* _What to work on_
Your answer must be every line of the data below that holds the string "command", copied exactly.

* _Data for review_
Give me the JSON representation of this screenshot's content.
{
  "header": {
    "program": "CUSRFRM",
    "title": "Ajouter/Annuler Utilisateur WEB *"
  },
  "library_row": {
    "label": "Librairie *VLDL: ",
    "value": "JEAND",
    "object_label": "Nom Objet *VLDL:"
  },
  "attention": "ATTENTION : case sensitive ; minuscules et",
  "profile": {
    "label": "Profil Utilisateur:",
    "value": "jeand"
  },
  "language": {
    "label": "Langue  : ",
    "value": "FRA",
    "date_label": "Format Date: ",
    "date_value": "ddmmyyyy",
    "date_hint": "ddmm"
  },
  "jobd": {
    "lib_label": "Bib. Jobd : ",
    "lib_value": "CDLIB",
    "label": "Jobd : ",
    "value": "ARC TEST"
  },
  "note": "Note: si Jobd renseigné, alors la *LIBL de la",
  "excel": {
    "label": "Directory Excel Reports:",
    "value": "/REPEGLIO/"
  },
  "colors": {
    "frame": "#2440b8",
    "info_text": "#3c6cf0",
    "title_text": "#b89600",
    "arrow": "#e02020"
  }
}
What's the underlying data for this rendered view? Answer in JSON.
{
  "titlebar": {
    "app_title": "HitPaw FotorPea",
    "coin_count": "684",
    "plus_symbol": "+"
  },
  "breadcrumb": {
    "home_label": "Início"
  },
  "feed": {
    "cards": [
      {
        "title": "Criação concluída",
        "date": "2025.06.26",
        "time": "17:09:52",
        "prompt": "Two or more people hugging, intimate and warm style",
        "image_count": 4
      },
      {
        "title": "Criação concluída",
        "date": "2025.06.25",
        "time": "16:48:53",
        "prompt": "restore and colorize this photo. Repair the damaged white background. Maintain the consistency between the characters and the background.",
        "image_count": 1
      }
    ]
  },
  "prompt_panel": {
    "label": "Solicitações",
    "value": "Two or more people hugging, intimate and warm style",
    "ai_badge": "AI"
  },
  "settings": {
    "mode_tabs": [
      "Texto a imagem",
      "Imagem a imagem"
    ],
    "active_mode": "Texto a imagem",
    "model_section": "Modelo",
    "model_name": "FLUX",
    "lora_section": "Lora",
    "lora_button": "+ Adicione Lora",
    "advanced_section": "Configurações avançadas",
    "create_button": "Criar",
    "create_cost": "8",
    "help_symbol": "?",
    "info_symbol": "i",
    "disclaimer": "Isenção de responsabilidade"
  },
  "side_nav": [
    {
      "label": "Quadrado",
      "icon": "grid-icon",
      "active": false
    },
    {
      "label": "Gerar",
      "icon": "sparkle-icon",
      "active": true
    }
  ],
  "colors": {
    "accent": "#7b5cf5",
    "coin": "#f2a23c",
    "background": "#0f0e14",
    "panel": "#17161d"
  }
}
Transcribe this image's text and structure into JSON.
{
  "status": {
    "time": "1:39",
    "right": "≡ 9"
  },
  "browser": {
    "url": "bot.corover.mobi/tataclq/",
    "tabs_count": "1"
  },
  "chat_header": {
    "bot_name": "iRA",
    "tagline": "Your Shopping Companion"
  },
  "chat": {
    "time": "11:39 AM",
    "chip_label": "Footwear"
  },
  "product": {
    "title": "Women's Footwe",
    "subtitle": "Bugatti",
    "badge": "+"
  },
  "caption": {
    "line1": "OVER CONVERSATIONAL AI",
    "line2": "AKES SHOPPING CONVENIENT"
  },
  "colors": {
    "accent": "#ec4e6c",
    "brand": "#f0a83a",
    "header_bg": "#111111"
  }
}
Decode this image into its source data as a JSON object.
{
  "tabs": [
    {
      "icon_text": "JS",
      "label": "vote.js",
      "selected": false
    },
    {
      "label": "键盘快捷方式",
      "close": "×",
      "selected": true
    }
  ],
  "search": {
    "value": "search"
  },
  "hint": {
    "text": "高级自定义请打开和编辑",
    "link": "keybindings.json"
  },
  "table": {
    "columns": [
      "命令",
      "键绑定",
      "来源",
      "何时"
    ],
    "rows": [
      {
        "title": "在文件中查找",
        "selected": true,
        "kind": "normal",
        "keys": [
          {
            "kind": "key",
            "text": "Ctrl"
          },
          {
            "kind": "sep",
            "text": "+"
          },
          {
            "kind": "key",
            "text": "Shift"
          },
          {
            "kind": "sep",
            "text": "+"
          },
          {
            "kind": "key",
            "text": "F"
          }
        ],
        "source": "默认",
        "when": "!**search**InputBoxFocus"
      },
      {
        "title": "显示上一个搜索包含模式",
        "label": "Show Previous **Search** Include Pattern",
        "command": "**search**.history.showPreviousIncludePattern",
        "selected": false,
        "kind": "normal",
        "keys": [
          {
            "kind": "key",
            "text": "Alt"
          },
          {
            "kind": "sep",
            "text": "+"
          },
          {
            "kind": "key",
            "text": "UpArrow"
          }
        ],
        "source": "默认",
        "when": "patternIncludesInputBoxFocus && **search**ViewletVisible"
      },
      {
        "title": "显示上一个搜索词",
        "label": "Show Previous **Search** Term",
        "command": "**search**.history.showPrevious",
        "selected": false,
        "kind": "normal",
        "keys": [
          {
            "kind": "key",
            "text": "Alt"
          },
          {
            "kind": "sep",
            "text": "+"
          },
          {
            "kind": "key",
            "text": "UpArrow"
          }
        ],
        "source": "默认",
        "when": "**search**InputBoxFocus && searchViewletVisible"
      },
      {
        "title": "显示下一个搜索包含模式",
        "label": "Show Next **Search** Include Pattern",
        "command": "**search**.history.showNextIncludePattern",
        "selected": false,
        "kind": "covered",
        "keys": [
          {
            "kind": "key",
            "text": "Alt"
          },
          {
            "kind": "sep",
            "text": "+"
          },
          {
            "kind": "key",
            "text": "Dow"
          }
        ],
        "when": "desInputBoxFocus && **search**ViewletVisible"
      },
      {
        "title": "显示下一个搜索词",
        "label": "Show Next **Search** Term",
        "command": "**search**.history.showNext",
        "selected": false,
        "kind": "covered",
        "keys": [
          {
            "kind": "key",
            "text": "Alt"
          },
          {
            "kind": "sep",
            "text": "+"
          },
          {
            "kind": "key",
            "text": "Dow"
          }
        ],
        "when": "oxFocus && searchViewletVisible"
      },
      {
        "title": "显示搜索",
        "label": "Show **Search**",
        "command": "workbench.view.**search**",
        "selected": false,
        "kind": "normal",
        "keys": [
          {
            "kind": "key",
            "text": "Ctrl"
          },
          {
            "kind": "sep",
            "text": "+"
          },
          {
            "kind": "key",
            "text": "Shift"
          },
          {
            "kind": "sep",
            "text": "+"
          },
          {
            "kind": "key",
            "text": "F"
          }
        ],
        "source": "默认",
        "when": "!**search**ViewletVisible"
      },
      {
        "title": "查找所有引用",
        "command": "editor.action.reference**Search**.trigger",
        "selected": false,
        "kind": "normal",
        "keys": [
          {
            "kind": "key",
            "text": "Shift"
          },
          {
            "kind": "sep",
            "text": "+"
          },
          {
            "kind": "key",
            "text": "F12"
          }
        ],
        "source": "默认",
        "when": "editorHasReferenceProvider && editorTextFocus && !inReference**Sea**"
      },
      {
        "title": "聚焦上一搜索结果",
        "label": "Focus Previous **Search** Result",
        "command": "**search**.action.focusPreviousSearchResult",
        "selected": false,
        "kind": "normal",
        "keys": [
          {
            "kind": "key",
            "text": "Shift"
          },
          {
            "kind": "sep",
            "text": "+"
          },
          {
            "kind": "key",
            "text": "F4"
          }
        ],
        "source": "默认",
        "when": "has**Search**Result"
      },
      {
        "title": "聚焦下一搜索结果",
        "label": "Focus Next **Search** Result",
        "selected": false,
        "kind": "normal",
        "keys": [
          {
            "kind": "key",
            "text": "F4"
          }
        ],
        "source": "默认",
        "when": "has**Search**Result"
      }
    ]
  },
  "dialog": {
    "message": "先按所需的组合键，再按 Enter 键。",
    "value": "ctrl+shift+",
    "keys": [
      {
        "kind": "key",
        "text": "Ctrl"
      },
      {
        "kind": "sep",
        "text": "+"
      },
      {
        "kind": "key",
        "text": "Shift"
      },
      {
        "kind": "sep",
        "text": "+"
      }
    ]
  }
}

* _Task response_
        "command": "**search**.history.showPreviousIncludePattern",
        "command": "**search**.history.showPrevious",
        "command": "**search**.history.showNextIncludePattern",
        "command": "**search**.history.showNext",
        "command": "workbench.view.**search**",
        "command": "editor.action.reference**Search**.trigger",
        "command": "**search**.action.focusPreviousSearchResult",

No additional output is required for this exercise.